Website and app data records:
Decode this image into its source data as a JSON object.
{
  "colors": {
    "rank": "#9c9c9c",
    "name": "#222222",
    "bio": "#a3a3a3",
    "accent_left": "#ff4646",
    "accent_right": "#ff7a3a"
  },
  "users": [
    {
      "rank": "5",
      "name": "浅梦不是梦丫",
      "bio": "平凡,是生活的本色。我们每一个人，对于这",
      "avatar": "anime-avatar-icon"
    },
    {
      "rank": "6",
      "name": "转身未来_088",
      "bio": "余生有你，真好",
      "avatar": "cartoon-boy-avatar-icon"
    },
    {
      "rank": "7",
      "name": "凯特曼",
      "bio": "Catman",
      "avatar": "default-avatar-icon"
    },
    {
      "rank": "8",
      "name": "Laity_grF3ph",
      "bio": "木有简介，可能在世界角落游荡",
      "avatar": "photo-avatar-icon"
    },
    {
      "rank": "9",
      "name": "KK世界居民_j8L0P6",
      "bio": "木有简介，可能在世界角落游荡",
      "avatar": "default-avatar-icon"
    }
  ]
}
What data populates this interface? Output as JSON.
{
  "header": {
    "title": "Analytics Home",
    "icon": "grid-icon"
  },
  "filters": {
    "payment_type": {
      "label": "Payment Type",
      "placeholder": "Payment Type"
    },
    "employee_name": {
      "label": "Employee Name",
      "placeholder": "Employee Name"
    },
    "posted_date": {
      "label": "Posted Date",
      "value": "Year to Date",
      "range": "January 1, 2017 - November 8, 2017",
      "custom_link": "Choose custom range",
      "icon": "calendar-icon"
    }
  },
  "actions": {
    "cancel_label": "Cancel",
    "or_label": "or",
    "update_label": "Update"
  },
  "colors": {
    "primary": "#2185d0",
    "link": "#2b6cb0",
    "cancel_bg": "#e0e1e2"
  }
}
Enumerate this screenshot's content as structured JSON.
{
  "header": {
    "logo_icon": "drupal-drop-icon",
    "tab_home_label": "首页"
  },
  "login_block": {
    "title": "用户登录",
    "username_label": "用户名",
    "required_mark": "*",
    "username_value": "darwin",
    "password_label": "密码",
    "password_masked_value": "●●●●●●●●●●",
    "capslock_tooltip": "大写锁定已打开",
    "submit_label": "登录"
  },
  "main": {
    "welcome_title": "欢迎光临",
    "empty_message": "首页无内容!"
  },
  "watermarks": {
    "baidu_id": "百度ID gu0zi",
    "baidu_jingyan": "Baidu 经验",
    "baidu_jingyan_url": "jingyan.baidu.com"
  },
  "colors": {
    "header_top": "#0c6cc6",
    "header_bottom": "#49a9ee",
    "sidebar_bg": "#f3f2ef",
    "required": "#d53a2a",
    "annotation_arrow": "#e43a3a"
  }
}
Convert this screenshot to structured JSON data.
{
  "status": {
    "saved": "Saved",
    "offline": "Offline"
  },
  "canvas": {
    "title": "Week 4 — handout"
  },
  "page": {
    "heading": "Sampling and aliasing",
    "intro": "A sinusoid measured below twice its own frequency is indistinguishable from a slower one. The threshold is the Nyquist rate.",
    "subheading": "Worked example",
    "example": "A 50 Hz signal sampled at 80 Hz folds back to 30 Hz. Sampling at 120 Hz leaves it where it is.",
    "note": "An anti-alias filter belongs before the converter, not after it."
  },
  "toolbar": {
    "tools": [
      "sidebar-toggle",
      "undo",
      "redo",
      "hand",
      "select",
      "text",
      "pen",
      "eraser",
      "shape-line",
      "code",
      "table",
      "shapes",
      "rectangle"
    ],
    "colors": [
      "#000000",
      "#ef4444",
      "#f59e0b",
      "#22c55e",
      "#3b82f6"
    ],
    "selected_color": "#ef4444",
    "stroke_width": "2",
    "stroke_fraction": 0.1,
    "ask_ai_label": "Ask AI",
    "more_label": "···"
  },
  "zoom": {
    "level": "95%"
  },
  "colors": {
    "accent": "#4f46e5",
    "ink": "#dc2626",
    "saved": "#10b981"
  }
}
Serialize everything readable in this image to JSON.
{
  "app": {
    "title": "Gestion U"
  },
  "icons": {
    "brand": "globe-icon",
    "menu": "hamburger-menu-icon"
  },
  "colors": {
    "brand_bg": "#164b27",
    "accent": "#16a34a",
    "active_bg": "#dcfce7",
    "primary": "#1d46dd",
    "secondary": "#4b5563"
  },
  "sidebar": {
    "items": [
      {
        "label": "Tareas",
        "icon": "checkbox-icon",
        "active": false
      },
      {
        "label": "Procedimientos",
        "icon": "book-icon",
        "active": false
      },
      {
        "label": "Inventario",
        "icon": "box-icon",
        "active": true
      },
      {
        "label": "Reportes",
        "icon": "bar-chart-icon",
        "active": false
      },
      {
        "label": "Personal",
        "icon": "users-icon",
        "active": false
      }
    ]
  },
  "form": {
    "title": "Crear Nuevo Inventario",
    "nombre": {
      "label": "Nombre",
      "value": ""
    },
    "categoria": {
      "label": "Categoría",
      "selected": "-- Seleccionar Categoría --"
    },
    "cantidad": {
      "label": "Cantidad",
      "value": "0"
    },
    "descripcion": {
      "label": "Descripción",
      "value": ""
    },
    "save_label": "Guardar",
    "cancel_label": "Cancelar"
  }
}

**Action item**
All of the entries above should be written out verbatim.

**Answer to the exercise**
Decode this image into its source data as a JSON object.
{
  "colors": {
    "rank": "#9c9c9c",
    "name": "#222222",
    "bio": "#a3a3a3",
    "accent_left": "#ff4646",
    "accent_right": "#ff7a3a"
  },
  "users": [
    {
      "rank": "5",
      "name": "浅梦不是梦丫",
      "bio": "平凡,是生活的本色。我们每一个人，对于这",
      "avatar": "anime-avatar-icon"
    },
    {
      "rank": "6",
      "name": "转身未来_088",
      "bio": "余生有你，真好",
      "avatar": "cartoon-boy-avatar-icon"
    },
    {
      "rank": "7",
      "name": "凯特曼",
      "bio": "Catman",
      "avatar": "default-avatar-icon"
    },
    {
      "rank": "8",
      "name": "Laity_grF3ph",
      "bio": "木有简介，可能在世界角落游荡",
      "avatar": "photo-avatar-icon"
    },
    {
      "rank": "9",
      "name": "KK世界居民_j8L0P6",
      "bio": "木有简介，可能在世界角落游荡",
      "avatar": "default-avatar-icon"
    }
  ]
}
What data populates this interface? Output as JSON.
{
  "header": {
    "title": "Analytics Home",
    "icon": "grid-icon"
  },
  "filters": {
    "payment_type": {
      "label": "Payment Type",
      "placeholder": "Payment Type"
    },
    "employee_name": {
      "label": "Employee Name",
      "placeholder": "Employee Name"
    },
    "posted_date": {
      "label": "Posted Date",
      "value": "Year to Date",
      "range": "January 1, 2017 - November 8, 2017",
      "custom_link": "Choose custom range",
      "icon": "calendar-icon"
    }
  },
  "actions": {
    "cancel_label": "Cancel",
    "or_label": "or",
    "update_label": "Update"
  },
  "colors": {
    "primary": "#2185d0",
    "link": "#2b6cb0",
    "cancel_bg": "#e0e1e2"
  }
}
Enumerate this screenshot's content as structured JSON.
{
  "header": {
    "logo_icon": "drupal-drop-icon",
    "tab_home_label": "首页"
  },
  "login_block": {
    "title": "用户登录",
    "username_label": "用户名",
    "required_mark": "*",
    "username_value": "darwin",
    "password_label": "密码",
    "password_masked_value": "●●●●●●●●●●",
    "capslock_tooltip": "大写锁定已打开",
    "submit_label": "登录"
  },
  "main": {
    "welcome_title": "欢迎光临",
    "empty_message": "首页无内容!"
  },
  "watermarks": {
    "baidu_id": "百度ID gu0zi",
    "baidu_jingyan": "Baidu 经验",
    "baidu_jingyan_url": "jingyan.baidu.com"
  },
  "colors": {
    "header_top": "#0c6cc6",
    "header_bottom": "#49a9ee",
    "sidebar_bg": "#f3f2ef",
    "required": "#d53a2a",
    "annotation_arrow": "#e43a3a"
  }
}
Convert this screenshot to structured JSON data.
{
  "status": {
    "saved": "Saved",
    "offline": "Offline"
  },
  "canvas": {
    "title": "Week 4 — handout"
  },
  "page": {
    "heading": "Sampling and aliasing",
    "intro": "A sinusoid measured below twice its own frequency is indistinguishable from a slower one. The threshold is the Nyquist rate.",
    "subheading": "Worked example",
    "example": "A 50 Hz signal sampled at 80 Hz folds back to 30 Hz. Sampling at 120 Hz leaves it where it is.",
    "note": "An anti-alias filter belongs before the converter, not after it."
  },
  "toolbar": {
    "tools": [
      "sidebar-toggle",
      "undo",
      "redo",
      "hand",
      "select",
      "text",
      "pen",
      "eraser",
      "shape-line",
      "code",
      "table",
      "shapes",
      "rectangle"
    ],
    "colors": [
      "#000000",
      "#ef4444",
      "#f59e0b",
      "#22c55e",
      "#3b82f6"
    ],
    "selected_color": "#ef4444",
    "stroke_width": "2",
    "stroke_fraction": 0.1,
    "ask_ai_label": "Ask AI",
    "more_label": "···"
  },
  "zoom": {
    "level": "95%"
  },
  "colors": {
    "accent": "#4f46e5",
    "ink": "#dc2626",
    "saved": "#10b981"
  }
}
Serialize everything readable in this image to JSON.
{
  "app": {
    "title": "Gestion U"
  },
  "icons": {
    "brand": "globe-icon",
    "menu": "hamburger-menu-icon"
  },
  "colors": {
    "brand_bg": "#164b27",
    "accent": "#16a34a",
    "active_bg": "#dcfce7",
    "primary": "#1d46dd",
    "secondary": "#4b5563"
  },
  "sidebar": {
    "items": [
      {
        "label": "Tareas",
        "icon": "checkbox-icon",
        "active": false
      },
      {
        "label": "Procedimientos",
        "icon": "book-icon",
        "active": false
      },
      {
        "label": "Inventario",
        "icon": "box-icon",
        "active": true
      },
      {
        "label": "Reportes",
        "icon": "bar-chart-icon",
        "active": false
      },
      {
        "label": "Personal",
        "icon": "users-icon",
        "active": false
      }
    ]
  },
  "form": {
    "title": "Crear Nuevo Inventario",
    "nombre": {
      "label": "Nombre",
      "value": ""
    },
    "categoria": {
      "label": "Categoría",
      "selected": "-- Seleccionar Categoría --"
    },
    "cantidad": {
      "label": "Cantidad",
      "value": "0"
    },
    "descripcion": {
      "label": "Descripción",
      "value": ""
    },
    "save_label": "Guardar",
    "cancel_label": "Cancelar"
  }
}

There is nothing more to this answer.